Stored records
---

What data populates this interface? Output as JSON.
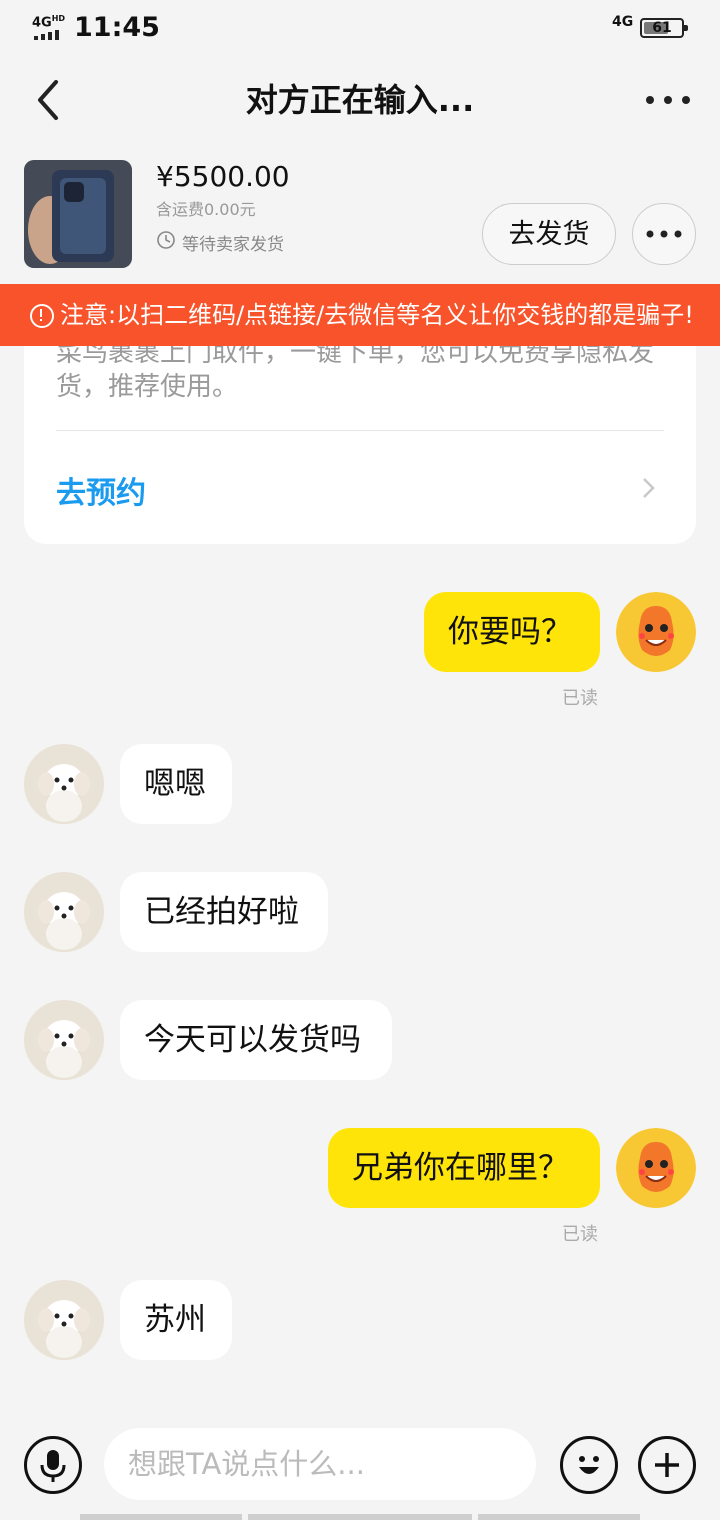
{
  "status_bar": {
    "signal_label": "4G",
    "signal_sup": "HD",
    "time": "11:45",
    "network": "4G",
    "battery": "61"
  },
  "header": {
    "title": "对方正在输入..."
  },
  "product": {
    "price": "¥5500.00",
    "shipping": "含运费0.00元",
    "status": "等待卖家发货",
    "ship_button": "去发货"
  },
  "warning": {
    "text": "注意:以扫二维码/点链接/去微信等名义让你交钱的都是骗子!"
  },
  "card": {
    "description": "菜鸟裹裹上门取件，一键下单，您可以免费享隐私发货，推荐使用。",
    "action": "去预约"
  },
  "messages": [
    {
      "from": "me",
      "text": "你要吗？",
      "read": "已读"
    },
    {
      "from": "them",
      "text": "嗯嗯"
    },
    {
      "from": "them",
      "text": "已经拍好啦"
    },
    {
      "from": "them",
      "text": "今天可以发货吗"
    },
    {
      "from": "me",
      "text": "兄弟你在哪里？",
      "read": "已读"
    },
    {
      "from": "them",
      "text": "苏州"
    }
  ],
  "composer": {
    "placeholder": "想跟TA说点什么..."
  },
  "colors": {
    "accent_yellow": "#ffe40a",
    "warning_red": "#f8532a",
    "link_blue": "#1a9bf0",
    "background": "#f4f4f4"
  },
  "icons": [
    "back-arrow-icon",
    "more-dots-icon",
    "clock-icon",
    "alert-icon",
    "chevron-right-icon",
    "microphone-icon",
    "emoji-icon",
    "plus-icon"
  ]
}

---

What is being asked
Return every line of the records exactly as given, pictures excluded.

Answer below
What data populates this interface? Output as JSON.
{
  "status_bar": {
    "signal_label": "4G",
    "signal_sup": "HD",
    "time": "11:45",
    "network": "4G",
    "battery": "61"
  },
  "header": {
    "title": "对方正在输入..."
  },
  "product": {
    "price": "¥5500.00",
    "shipping": "含运费0.00元",
    "status": "等待卖家发货",
    "ship_button": "去发货"
  },
  "warning": {
    "text": "注意:以扫二维码/点链接/去微信等名义让你交钱的都是骗子!"
  },
  "card": {
    "description": "菜鸟裹裹上门取件，一键下单，您可以免费享隐私发货，推荐使用。",
    "action": "去预约"
  },
  "messages": [
    {
      "from": "me",
      "text": "你要吗？",
      "read": "已读"
    },
    {
      "from": "them",
      "text": "嗯嗯"
    },
    {
      "from": "them",
      "text": "已经拍好啦"
    },
    {
      "from": "them",
      "text": "今天可以发货吗"
    },
    {
      "from": "me",
      "text": "兄弟你在哪里？",
      "read": "已读"
    },
    {
      "from": "them",
      "text": "苏州"
    }
  ],
  "composer": {
    "placeholder": "想跟TA说点什么..."
  },
  "colors": {
    "accent_yellow": "#ffe40a",
    "warning_red": "#f8532a",
    "link_blue": "#1a9bf0",
    "background": "#f4f4f4"
  },
  "icons": [
    "back-arrow-icon",
    "more-dots-icon",
    "clock-icon",
    "alert-icon",
    "chevron-right-icon",
    "microphone-icon",
    "emoji-icon",
    "plus-icon"
  ]
}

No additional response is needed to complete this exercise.